> Problem to solve:
Return the lines below that contain the word "name".

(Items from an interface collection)
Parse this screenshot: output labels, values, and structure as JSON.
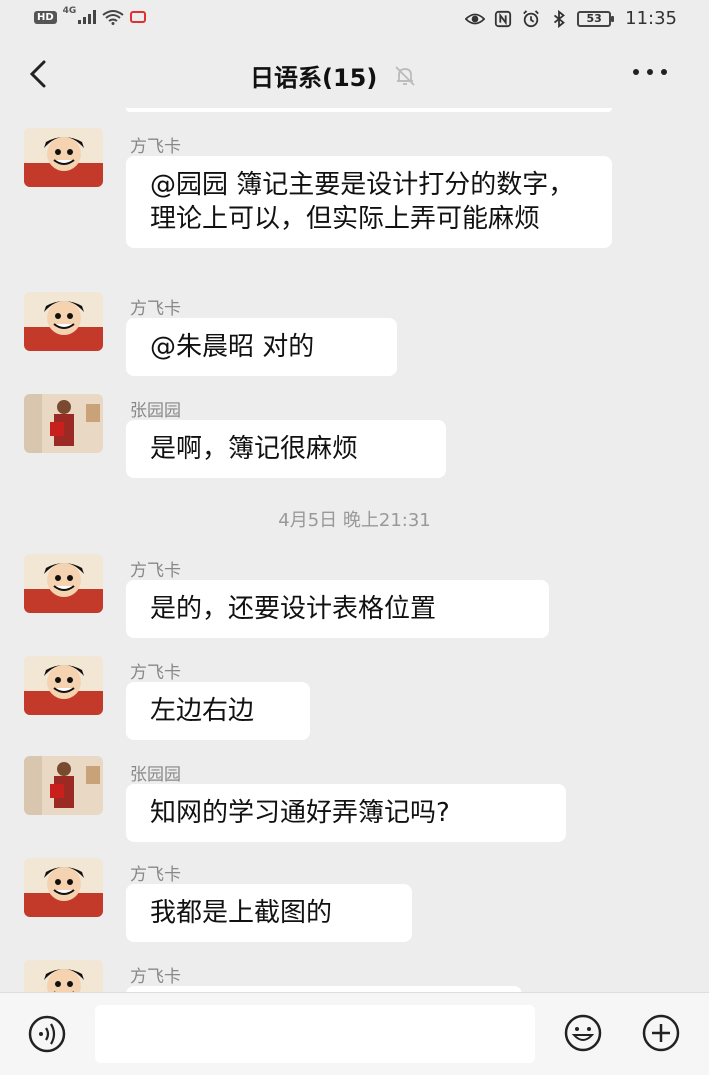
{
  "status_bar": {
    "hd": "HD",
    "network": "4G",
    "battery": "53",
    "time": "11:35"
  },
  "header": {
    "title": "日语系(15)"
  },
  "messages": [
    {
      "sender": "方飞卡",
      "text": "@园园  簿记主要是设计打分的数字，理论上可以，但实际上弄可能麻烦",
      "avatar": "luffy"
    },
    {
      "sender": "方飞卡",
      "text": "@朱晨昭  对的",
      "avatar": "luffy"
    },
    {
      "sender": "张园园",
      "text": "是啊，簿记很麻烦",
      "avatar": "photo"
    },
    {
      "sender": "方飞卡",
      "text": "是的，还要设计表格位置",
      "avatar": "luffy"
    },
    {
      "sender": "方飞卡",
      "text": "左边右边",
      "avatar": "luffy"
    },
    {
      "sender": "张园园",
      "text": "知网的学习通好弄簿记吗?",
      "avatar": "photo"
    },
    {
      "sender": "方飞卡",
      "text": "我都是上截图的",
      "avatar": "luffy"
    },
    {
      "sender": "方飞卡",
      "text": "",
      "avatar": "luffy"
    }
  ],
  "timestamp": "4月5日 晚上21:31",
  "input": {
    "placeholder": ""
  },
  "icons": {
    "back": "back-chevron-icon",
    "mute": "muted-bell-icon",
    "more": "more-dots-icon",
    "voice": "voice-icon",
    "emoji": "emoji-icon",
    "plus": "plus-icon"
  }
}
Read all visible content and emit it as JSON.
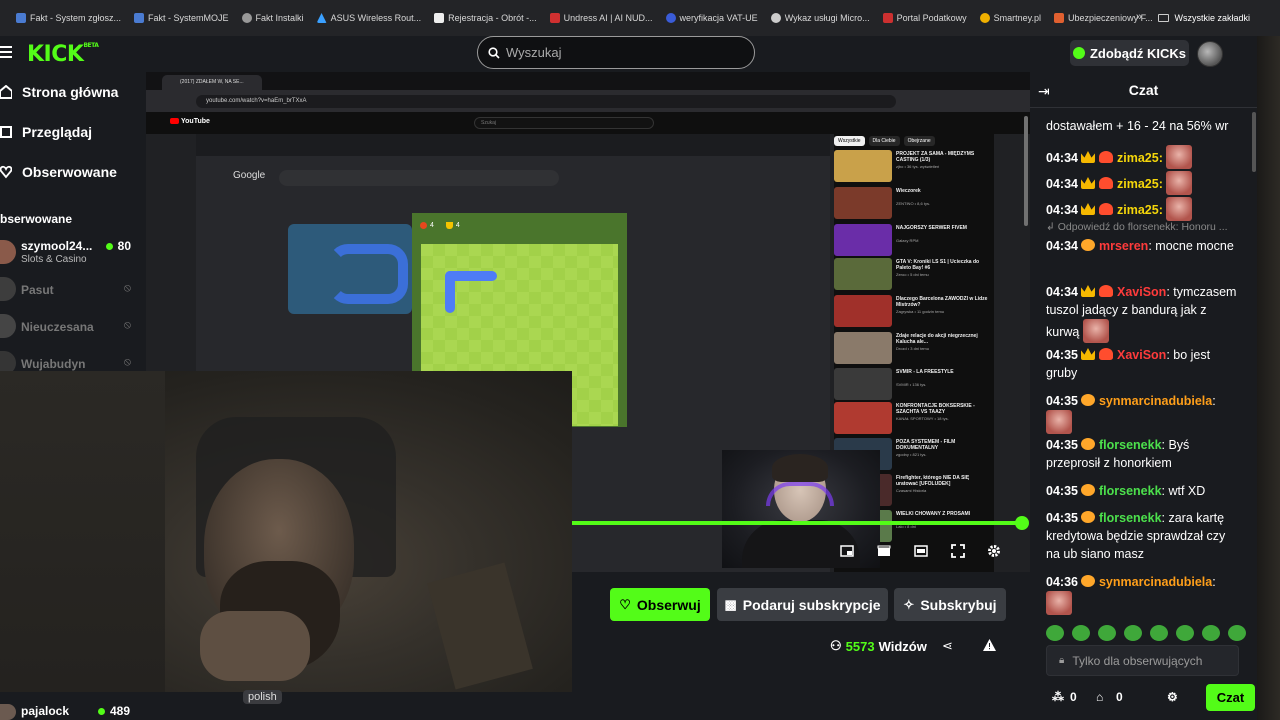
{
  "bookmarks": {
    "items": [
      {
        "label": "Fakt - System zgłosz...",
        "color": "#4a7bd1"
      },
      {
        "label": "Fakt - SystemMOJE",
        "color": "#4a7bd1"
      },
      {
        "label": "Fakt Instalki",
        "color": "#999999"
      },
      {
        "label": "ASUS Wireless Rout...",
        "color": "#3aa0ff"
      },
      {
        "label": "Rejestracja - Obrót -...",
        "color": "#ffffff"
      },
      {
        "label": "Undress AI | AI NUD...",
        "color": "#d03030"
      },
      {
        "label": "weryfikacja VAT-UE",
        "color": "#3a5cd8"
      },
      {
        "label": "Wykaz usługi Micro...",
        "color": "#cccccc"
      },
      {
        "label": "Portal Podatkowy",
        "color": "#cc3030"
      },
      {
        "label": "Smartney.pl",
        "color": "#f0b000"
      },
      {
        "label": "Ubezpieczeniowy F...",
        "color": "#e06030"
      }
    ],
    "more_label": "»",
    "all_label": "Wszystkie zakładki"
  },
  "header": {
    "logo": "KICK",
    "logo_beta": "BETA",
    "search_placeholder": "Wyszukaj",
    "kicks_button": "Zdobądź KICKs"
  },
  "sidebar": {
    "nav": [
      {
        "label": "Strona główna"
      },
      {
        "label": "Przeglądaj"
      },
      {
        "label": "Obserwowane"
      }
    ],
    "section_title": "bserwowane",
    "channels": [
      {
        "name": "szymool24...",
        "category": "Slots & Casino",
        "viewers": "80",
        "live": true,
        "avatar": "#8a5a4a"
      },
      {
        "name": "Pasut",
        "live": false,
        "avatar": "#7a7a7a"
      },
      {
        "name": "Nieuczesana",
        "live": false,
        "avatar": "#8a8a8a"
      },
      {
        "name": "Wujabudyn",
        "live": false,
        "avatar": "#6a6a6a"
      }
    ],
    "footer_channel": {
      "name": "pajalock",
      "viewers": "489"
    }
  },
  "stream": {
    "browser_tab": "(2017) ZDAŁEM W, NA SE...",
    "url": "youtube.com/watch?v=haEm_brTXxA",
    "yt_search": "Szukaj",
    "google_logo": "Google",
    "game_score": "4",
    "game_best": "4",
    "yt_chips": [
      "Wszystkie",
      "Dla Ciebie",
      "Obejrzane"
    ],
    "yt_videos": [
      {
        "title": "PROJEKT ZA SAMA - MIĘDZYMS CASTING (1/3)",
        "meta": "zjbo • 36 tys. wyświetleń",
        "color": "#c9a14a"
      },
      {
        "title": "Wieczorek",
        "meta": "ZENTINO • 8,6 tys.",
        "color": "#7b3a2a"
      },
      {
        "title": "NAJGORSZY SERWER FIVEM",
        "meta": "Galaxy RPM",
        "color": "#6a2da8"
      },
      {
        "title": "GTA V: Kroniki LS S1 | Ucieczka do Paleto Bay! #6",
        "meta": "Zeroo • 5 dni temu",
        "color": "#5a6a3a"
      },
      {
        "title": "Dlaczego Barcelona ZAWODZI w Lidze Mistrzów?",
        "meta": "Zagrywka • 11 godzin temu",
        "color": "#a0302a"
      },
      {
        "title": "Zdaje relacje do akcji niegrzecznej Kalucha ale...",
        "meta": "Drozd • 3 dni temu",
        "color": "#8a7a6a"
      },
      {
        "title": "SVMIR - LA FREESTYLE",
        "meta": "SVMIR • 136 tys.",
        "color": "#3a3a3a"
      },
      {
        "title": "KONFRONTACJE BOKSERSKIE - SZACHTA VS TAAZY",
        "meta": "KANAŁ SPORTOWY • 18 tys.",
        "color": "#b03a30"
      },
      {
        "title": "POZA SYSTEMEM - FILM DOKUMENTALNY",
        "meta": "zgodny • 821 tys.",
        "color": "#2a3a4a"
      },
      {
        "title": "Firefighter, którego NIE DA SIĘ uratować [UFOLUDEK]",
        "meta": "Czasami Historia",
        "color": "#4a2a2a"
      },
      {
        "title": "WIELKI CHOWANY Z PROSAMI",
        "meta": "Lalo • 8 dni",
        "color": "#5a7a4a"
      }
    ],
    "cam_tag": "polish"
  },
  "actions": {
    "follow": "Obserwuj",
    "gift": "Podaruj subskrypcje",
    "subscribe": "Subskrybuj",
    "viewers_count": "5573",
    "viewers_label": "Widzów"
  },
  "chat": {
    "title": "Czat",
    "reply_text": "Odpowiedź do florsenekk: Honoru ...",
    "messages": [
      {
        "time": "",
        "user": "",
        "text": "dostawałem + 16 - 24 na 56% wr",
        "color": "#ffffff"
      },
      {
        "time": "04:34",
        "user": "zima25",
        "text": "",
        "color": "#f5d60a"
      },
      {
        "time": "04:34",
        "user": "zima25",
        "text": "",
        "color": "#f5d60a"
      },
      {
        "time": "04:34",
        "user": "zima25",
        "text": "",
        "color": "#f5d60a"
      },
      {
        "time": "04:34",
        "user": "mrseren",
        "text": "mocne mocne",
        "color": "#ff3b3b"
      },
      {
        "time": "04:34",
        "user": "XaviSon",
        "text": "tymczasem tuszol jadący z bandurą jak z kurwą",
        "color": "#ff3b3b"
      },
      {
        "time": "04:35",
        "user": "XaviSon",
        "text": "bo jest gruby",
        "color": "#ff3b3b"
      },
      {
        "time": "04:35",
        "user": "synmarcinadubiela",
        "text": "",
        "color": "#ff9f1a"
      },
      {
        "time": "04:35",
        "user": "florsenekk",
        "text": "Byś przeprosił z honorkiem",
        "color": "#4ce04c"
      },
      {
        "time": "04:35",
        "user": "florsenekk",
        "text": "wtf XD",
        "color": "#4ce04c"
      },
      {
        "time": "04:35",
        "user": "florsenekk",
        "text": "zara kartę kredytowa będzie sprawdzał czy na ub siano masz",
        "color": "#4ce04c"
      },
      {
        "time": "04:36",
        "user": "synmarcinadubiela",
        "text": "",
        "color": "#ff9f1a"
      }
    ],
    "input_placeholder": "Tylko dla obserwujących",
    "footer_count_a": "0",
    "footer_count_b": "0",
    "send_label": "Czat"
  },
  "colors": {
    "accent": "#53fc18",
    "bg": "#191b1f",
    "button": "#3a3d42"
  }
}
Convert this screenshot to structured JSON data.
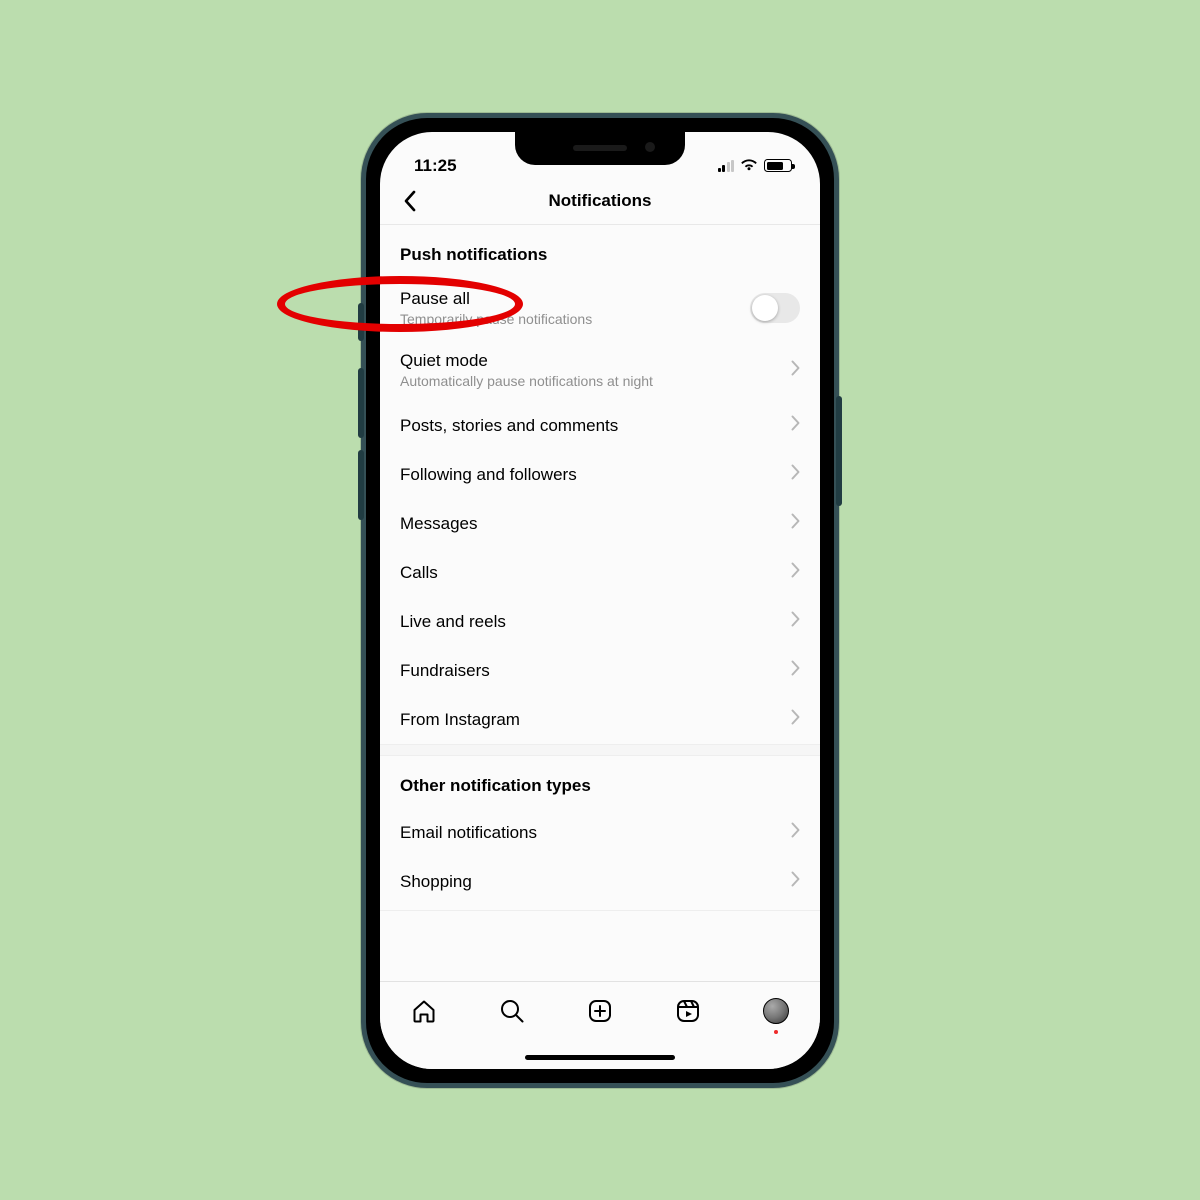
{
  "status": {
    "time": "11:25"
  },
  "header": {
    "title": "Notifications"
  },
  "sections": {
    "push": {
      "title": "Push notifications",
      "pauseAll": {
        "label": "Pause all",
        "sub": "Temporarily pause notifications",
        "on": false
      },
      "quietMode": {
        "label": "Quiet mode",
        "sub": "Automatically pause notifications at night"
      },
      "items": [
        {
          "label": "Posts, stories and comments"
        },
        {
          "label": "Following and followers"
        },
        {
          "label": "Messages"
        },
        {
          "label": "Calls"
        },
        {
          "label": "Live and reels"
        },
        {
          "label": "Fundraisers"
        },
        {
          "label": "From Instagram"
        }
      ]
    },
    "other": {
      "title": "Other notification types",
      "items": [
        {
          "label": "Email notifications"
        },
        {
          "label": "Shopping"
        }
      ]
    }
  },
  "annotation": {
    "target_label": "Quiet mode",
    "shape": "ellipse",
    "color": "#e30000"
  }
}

> Reply:
        "name": "szymool24...",
        "name": "Pasut",
        "name": "Nieuczesana",
        "name": "Wujabudyn",
      "name": "pajalock",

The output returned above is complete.